- **What is needed**
Filter these records by the string "JSON", copying each line that holds it.

Website and app data records:

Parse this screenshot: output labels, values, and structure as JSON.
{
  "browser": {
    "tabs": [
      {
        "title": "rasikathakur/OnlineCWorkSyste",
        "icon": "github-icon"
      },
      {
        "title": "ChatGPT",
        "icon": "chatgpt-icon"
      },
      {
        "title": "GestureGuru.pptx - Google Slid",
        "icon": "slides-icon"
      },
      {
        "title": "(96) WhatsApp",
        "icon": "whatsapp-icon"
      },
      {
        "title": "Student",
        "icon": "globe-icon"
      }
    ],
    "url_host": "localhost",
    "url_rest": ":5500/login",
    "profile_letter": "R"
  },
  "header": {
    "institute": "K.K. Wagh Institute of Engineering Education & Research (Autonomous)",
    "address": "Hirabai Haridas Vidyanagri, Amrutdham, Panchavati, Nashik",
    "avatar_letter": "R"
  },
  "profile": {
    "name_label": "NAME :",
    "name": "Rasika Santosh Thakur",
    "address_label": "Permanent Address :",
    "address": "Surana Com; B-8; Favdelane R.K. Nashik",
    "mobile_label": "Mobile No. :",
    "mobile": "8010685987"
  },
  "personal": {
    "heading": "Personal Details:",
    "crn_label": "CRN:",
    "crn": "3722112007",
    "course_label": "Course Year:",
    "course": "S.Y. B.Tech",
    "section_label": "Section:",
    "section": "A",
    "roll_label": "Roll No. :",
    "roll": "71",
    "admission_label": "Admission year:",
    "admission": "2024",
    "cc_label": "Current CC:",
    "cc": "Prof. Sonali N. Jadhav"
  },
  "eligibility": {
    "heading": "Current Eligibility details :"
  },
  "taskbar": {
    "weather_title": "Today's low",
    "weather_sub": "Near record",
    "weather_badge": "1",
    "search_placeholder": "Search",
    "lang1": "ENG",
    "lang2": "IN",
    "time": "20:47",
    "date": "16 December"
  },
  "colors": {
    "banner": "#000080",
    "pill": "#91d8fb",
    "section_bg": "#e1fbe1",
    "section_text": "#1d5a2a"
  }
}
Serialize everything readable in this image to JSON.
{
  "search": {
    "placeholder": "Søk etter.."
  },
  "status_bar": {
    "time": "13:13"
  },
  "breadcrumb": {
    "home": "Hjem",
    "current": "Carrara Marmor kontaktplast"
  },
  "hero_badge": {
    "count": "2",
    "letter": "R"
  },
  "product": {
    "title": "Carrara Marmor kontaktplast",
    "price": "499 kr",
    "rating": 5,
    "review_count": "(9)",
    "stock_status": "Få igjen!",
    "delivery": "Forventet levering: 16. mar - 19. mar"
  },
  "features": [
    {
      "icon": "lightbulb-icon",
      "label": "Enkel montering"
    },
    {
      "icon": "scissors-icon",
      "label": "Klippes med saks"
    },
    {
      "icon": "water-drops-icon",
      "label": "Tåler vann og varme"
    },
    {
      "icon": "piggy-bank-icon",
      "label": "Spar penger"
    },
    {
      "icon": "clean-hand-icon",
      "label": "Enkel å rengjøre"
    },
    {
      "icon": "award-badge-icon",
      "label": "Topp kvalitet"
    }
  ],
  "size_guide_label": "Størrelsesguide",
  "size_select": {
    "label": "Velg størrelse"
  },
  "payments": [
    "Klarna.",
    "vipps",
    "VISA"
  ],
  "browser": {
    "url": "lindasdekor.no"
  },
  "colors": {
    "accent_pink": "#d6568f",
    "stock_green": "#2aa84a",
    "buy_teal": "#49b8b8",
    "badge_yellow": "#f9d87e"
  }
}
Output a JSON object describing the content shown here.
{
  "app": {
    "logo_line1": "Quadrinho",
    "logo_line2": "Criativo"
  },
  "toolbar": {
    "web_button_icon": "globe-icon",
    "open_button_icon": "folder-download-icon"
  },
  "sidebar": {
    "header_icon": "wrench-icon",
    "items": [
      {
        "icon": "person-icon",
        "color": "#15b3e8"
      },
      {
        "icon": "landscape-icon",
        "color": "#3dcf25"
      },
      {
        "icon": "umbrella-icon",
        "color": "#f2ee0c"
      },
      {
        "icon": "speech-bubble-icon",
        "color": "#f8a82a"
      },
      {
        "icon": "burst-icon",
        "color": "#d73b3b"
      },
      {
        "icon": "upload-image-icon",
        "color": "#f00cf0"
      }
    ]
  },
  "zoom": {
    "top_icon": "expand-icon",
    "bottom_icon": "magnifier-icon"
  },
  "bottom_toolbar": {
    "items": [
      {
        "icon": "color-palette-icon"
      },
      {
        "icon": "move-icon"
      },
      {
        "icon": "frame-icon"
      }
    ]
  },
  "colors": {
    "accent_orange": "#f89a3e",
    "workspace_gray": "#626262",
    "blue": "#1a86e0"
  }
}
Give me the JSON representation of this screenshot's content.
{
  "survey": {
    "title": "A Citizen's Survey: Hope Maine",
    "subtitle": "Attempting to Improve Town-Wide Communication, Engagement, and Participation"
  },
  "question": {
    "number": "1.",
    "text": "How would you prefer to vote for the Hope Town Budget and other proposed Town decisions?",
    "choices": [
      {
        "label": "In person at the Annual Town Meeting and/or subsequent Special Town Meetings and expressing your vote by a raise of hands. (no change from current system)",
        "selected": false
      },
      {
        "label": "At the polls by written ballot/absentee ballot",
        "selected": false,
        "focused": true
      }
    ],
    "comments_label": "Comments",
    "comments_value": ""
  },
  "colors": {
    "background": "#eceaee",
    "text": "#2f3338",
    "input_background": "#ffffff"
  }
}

- **Your response**
Parse this screenshot: output labels, values, and structure as JSON.
Serialize everything readable in this image to JSON.
Output a JSON object describing the content shown here.
Give me the JSON representation of this screenshot's content.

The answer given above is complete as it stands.